Today, we ask three questions. The right answers have the power to change your writing life:

1. What does your main character want more than anything else in the world?
2. What is he or she willing to do to get it?
3. What stands in the way?
Sculptors often construct a wire frame called an armature on which to build and shape their work. The three questions above provide the armature for your novel–the basic structure.
If you’re one of those people who likes automotive analogies (you know who your are) think of these three questions as your novel’s drive train; the engine, the transmission, the differential. Or the gas and air and fire trapped in those cyllinders. If I knew anything about cars, I could probably extend this already strained metaphor to the breaking point–but you get my drift.
Why are these three questions so important? Without a main character who has a strong need or desire, there will be nothing to drive your story. Your character will plop in front of the tube and snarf cheetos for twenty chapters.
Many people think and dream about some goal or some need, but that’s all the farther it goes. To drive a novel, your character has to act on this need.
No story is complete without an opposing force, a bad person, an antagonist. Your main character has to act on his or her own, not be rescued by some convenient outside force. Especially if that force is mounted on a big white horse.
I’ve always thought that the success of the Dirty Harry movies hinged on the awfulness of the crooks he encountered. Harry’s pursuit of these sadistic freaks allowed the reader to empathize with his somewhat violent approach to law enforcemtn. Wow, that dude deserves to face Dirty Harry’s wrath.
These movies aren’t for everyone, that’s certain, but for lovers of the genre, we have the classic pull between good and evil. So our character has something big standing between him and his goal. The more significant that obstacle is, the better your novel will be.
Time to take a test. (Relax, you get to grade it yourself.)
Put your feet up on your desk, take a taste of whatever you’re drinking these days, close your eyes and think about these three questions.
Go ahead, do it. Right now.
Now grade yourself on how easy or difficult it was to answer those questions.
Easy=good. Hard=bad.
If the answers seemed obvious, and you rattled them right off, you’re probably on the right track.
However, if one or the other of them gave you some problems, a yellow caution light should pop on in your head. If the questions seemed unanswerable, make that light red.
The engine that will drive your story is not running on all its cyllinders and will likely crap out, metaphorically, forty miles east of Tonopah. That’s the literary equivalent of the first fifty pages.
Those of you have driven through the great state of Nevada know there is nothing forty miles east of Tonopah.
Now try this: Get off the Internet. Pull out your yellow pad or fire up your word processor and FIGURE OUT THE ANSWERS. Work, sweat, research, take a long walk, free write. Do whatever it takes to identify what your main character really wants, what action he or she is willing to take to get there, and what stands in the way. If you don’t know the answers to these questions, your book is dead. And, in the words of George Jones, “That’s the cold, hard truth.”
If this assignment wasn’t difficult enough, let me add another level of complexity. It’s entirely possible that, as the book begins, your main character doesn’t know what she wants more than anything in the world, doesn’t realize how much she is capable of doing and has no clue what incredible obstacles stand in her path. But somebody better know. And that somebody is you.
Let me know how this exercize worked out for you. Send me your success stories, your catastrophic literary collapses.
As always, WRITE AT ABSOLUTE TOP SPEED. (watch for futher posts on the efffacy of this approach.)
John

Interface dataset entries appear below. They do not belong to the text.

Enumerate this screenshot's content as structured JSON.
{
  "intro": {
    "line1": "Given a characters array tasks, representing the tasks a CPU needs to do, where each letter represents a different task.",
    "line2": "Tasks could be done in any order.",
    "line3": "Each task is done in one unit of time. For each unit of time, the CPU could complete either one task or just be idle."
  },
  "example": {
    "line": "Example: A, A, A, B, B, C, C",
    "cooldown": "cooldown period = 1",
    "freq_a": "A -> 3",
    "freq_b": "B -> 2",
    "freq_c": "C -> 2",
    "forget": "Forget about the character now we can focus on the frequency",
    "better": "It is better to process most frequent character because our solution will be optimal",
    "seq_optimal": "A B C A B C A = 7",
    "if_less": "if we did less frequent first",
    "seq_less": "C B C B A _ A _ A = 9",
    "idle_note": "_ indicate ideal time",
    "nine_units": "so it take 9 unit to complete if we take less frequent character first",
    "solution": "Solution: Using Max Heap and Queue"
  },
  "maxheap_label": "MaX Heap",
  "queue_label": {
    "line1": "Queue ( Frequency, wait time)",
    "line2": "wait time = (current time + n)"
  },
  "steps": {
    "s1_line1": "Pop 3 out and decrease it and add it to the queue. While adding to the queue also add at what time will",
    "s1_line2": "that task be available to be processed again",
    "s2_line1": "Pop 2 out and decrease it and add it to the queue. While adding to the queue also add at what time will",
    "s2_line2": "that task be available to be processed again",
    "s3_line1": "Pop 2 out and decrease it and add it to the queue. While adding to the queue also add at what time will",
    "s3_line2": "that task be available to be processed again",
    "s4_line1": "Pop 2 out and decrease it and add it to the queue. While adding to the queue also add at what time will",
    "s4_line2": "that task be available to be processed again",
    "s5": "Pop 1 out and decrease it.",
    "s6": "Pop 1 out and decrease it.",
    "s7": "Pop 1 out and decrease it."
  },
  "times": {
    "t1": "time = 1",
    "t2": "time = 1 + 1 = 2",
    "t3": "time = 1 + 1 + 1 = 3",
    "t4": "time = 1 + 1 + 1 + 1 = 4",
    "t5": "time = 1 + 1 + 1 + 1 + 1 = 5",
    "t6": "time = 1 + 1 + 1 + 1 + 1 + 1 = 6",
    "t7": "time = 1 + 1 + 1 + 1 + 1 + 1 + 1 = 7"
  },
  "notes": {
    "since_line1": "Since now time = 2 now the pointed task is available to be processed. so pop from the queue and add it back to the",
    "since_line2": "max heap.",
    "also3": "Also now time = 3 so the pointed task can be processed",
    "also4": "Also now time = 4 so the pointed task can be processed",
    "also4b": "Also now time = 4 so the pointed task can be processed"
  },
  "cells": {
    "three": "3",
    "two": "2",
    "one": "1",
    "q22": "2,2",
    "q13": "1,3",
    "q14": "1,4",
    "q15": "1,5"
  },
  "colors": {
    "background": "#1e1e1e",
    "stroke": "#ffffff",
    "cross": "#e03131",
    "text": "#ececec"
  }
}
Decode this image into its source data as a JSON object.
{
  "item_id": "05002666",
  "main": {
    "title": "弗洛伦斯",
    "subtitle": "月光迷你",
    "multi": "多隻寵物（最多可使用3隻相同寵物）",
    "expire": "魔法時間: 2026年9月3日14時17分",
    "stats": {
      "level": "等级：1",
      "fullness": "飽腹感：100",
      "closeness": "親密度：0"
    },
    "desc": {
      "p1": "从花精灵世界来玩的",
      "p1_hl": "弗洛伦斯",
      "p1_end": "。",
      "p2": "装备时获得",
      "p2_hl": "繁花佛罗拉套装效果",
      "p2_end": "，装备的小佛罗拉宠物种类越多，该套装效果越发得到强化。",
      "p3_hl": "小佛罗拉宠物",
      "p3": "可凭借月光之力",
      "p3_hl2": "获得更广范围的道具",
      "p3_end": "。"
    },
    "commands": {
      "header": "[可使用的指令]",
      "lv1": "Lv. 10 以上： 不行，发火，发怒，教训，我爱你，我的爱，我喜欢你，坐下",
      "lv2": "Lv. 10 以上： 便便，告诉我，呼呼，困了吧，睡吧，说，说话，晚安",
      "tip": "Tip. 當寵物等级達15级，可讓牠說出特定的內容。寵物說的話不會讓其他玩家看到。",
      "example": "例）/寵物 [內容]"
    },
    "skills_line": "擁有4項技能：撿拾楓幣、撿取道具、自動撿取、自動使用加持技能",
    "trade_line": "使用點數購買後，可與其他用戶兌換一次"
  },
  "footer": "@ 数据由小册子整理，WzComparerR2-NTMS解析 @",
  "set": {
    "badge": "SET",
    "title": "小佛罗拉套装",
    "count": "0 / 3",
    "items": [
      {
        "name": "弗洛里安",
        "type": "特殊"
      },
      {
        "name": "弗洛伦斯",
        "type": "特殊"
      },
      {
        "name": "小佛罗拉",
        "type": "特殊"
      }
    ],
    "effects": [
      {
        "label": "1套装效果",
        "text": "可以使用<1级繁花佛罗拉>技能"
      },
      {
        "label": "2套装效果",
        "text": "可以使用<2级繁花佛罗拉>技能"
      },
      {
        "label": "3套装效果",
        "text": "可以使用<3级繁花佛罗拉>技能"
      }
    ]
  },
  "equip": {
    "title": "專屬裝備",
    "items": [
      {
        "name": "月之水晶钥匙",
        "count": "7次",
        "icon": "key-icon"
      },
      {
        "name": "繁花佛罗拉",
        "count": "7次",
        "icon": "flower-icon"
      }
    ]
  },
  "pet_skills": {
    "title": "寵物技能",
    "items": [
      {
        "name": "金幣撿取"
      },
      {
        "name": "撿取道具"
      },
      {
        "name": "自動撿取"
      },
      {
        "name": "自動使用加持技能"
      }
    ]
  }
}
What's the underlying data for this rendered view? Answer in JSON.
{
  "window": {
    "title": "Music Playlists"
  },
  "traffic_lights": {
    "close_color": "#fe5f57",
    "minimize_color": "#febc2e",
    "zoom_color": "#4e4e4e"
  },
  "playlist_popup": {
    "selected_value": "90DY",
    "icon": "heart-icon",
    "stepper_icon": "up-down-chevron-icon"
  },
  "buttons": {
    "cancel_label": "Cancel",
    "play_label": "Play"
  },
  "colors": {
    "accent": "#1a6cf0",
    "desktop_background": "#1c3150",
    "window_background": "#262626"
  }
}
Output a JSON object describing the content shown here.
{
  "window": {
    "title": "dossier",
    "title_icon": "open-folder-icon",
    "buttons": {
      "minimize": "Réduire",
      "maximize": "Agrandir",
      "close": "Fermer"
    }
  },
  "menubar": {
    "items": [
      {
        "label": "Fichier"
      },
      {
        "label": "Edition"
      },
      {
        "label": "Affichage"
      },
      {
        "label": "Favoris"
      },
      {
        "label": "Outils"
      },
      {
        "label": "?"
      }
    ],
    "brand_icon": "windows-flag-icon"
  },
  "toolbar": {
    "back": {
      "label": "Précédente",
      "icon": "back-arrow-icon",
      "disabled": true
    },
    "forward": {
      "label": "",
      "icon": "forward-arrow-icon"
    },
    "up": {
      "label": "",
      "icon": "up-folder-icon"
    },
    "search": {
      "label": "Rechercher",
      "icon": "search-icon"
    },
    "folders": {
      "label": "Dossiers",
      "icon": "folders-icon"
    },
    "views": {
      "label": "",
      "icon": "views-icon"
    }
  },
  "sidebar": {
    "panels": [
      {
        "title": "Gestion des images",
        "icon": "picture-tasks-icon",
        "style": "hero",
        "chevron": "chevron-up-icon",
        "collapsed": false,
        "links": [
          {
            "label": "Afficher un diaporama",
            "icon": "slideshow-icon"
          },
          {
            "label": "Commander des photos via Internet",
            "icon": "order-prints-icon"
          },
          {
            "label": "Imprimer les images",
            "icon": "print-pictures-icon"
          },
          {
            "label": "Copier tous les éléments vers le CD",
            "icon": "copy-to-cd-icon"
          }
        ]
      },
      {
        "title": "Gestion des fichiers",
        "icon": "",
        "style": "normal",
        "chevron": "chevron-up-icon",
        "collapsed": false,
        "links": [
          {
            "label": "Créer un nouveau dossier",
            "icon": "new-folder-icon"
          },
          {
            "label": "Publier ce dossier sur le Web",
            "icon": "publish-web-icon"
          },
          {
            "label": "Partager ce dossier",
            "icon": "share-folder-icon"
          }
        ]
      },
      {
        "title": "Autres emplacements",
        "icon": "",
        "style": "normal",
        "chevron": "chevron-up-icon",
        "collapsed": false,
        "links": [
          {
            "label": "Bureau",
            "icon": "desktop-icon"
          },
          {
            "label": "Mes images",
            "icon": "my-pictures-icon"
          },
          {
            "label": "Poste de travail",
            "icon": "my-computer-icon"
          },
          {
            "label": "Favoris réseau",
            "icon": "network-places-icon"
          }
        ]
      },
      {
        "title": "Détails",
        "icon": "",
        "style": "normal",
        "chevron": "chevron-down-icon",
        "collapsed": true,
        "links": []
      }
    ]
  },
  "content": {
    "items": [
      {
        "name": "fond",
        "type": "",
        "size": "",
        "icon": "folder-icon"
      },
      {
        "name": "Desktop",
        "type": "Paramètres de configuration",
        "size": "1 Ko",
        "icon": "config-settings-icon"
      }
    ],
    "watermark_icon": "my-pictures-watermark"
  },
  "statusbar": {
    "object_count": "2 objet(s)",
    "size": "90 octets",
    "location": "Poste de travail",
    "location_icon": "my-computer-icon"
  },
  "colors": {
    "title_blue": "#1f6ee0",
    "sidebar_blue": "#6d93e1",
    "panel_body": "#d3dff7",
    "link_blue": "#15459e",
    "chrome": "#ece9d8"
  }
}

Advertisements

Leave a Reply

Fill in your details below or click an icon to log in:

WordPress.com Logo

You are commenting using your WordPress.com account. Log Out / Change )

Twitter picture

You are commenting using your Twitter account. Log Out / Change )

Facebook photo

You are commenting using your Facebook account. Log Out / Change )

Google+ photo

You are commenting using your Google+ account. Log Out / Change )

Connecting to %s